Dataset rows describing interfaces →
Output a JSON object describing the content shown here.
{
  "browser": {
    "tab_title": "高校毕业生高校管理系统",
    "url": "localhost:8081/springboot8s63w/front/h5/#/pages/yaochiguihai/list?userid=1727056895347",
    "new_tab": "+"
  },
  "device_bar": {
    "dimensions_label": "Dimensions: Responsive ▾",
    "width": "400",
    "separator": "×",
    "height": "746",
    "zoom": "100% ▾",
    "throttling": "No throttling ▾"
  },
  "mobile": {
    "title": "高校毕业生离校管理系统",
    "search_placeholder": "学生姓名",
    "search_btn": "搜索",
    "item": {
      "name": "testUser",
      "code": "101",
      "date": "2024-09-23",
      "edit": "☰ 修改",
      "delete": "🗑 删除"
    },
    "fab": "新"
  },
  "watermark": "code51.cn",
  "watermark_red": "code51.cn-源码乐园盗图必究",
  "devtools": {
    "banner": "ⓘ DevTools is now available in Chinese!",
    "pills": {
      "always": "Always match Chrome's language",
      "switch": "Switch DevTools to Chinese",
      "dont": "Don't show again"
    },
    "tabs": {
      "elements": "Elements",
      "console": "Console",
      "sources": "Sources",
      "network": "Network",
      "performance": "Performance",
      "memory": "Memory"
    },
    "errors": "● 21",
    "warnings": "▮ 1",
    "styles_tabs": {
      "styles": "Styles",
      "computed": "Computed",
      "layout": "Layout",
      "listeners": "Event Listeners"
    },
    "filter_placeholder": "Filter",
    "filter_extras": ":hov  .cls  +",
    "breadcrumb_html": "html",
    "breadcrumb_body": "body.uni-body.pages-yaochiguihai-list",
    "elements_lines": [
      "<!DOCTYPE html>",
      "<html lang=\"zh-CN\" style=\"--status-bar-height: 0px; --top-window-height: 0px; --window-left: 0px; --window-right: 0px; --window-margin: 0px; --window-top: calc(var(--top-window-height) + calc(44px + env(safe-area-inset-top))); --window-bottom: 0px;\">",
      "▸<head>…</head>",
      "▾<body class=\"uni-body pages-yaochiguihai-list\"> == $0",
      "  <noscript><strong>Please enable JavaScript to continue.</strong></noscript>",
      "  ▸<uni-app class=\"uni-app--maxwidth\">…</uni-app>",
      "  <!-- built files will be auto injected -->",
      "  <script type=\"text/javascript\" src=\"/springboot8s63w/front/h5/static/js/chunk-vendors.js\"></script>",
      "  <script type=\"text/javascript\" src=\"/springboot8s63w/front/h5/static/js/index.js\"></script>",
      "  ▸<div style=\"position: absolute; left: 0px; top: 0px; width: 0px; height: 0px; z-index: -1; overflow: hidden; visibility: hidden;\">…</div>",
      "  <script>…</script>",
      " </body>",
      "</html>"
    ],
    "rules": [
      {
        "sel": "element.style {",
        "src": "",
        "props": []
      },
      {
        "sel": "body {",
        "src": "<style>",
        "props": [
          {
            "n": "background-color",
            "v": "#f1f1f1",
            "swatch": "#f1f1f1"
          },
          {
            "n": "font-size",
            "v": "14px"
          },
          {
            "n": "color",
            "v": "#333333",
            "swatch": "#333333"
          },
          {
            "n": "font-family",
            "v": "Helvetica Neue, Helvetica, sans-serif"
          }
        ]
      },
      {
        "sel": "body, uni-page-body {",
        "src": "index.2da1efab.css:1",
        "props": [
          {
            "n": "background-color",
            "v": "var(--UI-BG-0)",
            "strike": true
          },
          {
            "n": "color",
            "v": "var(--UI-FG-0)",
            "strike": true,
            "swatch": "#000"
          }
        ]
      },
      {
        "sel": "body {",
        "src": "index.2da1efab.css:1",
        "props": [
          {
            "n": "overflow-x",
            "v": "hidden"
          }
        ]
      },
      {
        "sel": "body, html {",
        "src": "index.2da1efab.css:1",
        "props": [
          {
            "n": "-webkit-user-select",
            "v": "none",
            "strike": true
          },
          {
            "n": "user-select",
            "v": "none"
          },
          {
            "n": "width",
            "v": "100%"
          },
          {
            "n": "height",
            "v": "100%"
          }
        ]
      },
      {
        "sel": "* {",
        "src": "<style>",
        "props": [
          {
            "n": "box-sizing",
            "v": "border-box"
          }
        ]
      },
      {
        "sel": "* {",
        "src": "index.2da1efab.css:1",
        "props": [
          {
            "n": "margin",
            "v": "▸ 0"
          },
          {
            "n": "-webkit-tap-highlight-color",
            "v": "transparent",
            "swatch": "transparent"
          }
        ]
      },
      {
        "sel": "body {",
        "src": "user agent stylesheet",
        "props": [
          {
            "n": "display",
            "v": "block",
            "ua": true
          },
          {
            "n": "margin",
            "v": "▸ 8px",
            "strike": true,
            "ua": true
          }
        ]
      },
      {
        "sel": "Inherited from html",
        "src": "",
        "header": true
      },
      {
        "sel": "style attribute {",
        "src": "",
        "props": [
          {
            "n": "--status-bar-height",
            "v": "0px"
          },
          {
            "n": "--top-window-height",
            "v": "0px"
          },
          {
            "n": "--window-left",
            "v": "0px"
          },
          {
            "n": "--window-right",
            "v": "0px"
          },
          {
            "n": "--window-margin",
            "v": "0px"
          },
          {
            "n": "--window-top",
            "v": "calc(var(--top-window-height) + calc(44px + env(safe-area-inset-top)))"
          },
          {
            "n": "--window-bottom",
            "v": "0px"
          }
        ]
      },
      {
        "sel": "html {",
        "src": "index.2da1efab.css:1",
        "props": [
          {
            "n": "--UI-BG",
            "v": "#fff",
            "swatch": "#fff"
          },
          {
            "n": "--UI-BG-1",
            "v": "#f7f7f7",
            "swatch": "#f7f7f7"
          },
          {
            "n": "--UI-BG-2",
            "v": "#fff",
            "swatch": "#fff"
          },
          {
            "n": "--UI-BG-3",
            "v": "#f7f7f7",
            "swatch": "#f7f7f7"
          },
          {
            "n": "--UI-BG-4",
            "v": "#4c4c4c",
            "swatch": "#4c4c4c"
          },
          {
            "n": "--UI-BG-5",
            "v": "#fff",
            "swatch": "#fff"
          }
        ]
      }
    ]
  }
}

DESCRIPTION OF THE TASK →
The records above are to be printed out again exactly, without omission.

YOUR SOLUTION →
Output a JSON object describing the content shown here.
{
  "browser": {
    "tab_title": "高校毕业生高校管理系统",
    "url": "localhost:8081/springboot8s63w/front/h5/#/pages/yaochiguihai/list?userid=1727056895347",
    "new_tab": "+"
  },
  "device_bar": {
    "dimensions_label": "Dimensions: Responsive ▾",
    "width": "400",
    "separator": "×",
    "height": "746",
    "zoom": "100% ▾",
    "throttling": "No throttling ▾"
  },
  "mobile": {
    "title": "高校毕业生离校管理系统",
    "search_placeholder": "学生姓名",
    "search_btn": "搜索",
    "item": {
      "name": "testUser",
      "code": "101",
      "date": "2024-09-23",
      "edit": "☰ 修改",
      "delete": "🗑 删除"
    },
    "fab": "新"
  },
  "watermark": "code51.cn",
  "watermark_red": "code51.cn-源码乐园盗图必究",
  "devtools": {
    "banner": "ⓘ DevTools is now available in Chinese!",
    "pills": {
      "always": "Always match Chrome's language",
      "switch": "Switch DevTools to Chinese",
      "dont": "Don't show again"
    },
    "tabs": {
      "elements": "Elements",
      "console": "Console",
      "sources": "Sources",
      "network": "Network",
      "performance": "Performance",
      "memory": "Memory"
    },
    "errors": "● 21",
    "warnings": "▮ 1",
    "styles_tabs": {
      "styles": "Styles",
      "computed": "Computed",
      "layout": "Layout",
      "listeners": "Event Listeners"
    },
    "filter_placeholder": "Filter",
    "filter_extras": ":hov  .cls  +",
    "breadcrumb_html": "html",
    "breadcrumb_body": "body.uni-body.pages-yaochiguihai-list",
    "elements_lines": [
      "<!DOCTYPE html>",
      "<html lang=\"zh-CN\" style=\"--status-bar-height: 0px; --top-window-height: 0px; --window-left: 0px; --window-right: 0px; --window-margin: 0px; --window-top: calc(var(--top-window-height) + calc(44px + env(safe-area-inset-top))); --window-bottom: 0px;\">",
      "▸<head>…</head>",
      "▾<body class=\"uni-body pages-yaochiguihai-list\"> == $0",
      "  <noscript><strong>Please enable JavaScript to continue.</strong></noscript>",
      "  ▸<uni-app class=\"uni-app--maxwidth\">…</uni-app>",
      "  <!-- built files will be auto injected -->",
      "  <script type=\"text/javascript\" src=\"/springboot8s63w/front/h5/static/js/chunk-vendors.js\"></script>",
      "  <script type=\"text/javascript\" src=\"/springboot8s63w/front/h5/static/js/index.js\"></script>",
      "  ▸<div style=\"position: absolute; left: 0px; top: 0px; width: 0px; height: 0px; z-index: -1; overflow: hidden; visibility: hidden;\">…</div>",
      "  <script>…</script>",
      " </body>",
      "</html>"
    ],
    "rules": [
      {
        "sel": "element.style {",
        "src": "",
        "props": []
      },
      {
        "sel": "body {",
        "src": "<style>",
        "props": [
          {
            "n": "background-color",
            "v": "#f1f1f1",
            "swatch": "#f1f1f1"
          },
          {
            "n": "font-size",
            "v": "14px"
          },
          {
            "n": "color",
            "v": "#333333",
            "swatch": "#333333"
          },
          {
            "n": "font-family",
            "v": "Helvetica Neue, Helvetica, sans-serif"
          }
        ]
      },
      {
        "sel": "body, uni-page-body {",
        "src": "index.2da1efab.css:1",
        "props": [
          {
            "n": "background-color",
            "v": "var(--UI-BG-0)",
            "strike": true
          },
          {
            "n": "color",
            "v": "var(--UI-FG-0)",
            "strike": true,
            "swatch": "#000"
          }
        ]
      },
      {
        "sel": "body {",
        "src": "index.2da1efab.css:1",
        "props": [
          {
            "n": "overflow-x",
            "v": "hidden"
          }
        ]
      },
      {
        "sel": "body, html {",
        "src": "index.2da1efab.css:1",
        "props": [
          {
            "n": "-webkit-user-select",
            "v": "none",
            "strike": true
          },
          {
            "n": "user-select",
            "v": "none"
          },
          {
            "n": "width",
            "v": "100%"
          },
          {
            "n": "height",
            "v": "100%"
          }
        ]
      },
      {
        "sel": "* {",
        "src": "<style>",
        "props": [
          {
            "n": "box-sizing",
            "v": "border-box"
          }
        ]
      },
      {
        "sel": "* {",
        "src": "index.2da1efab.css:1",
        "props": [
          {
            "n": "margin",
            "v": "▸ 0"
          },
          {
            "n": "-webkit-tap-highlight-color",
            "v": "transparent",
            "swatch": "transparent"
          }
        ]
      },
      {
        "sel": "body {",
        "src": "user agent stylesheet",
        "props": [
          {
            "n": "display",
            "v": "block",
            "ua": true
          },
          {
            "n": "margin",
            "v": "▸ 8px",
            "strike": true,
            "ua": true
          }
        ]
      },
      {
        "sel": "Inherited from html",
        "src": "",
        "header": true
      },
      {
        "sel": "style attribute {",
        "src": "",
        "props": [
          {
            "n": "--status-bar-height",
            "v": "0px"
          },
          {
            "n": "--top-window-height",
            "v": "0px"
          },
          {
            "n": "--window-left",
            "v": "0px"
          },
          {
            "n": "--window-right",
            "v": "0px"
          },
          {
            "n": "--window-margin",
            "v": "0px"
          },
          {
            "n": "--window-top",
            "v": "calc(var(--top-window-height) + calc(44px + env(safe-area-inset-top)))"
          },
          {
            "n": "--window-bottom",
            "v": "0px"
          }
        ]
      },
      {
        "sel": "html {",
        "src": "index.2da1efab.css:1",
        "props": [
          {
            "n": "--UI-BG",
            "v": "#fff",
            "swatch": "#fff"
          },
          {
            "n": "--UI-BG-1",
            "v": "#f7f7f7",
            "swatch": "#f7f7f7"
          },
          {
            "n": "--UI-BG-2",
            "v": "#fff",
            "swatch": "#fff"
          },
          {
            "n": "--UI-BG-3",
            "v": "#f7f7f7",
            "swatch": "#f7f7f7"
          },
          {
            "n": "--UI-BG-4",
            "v": "#4c4c4c",
            "swatch": "#4c4c4c"
          },
          {
            "n": "--UI-BG-5",
            "v": "#fff",
            "swatch": "#fff"
          }
        ]
      }
    ]
  }
}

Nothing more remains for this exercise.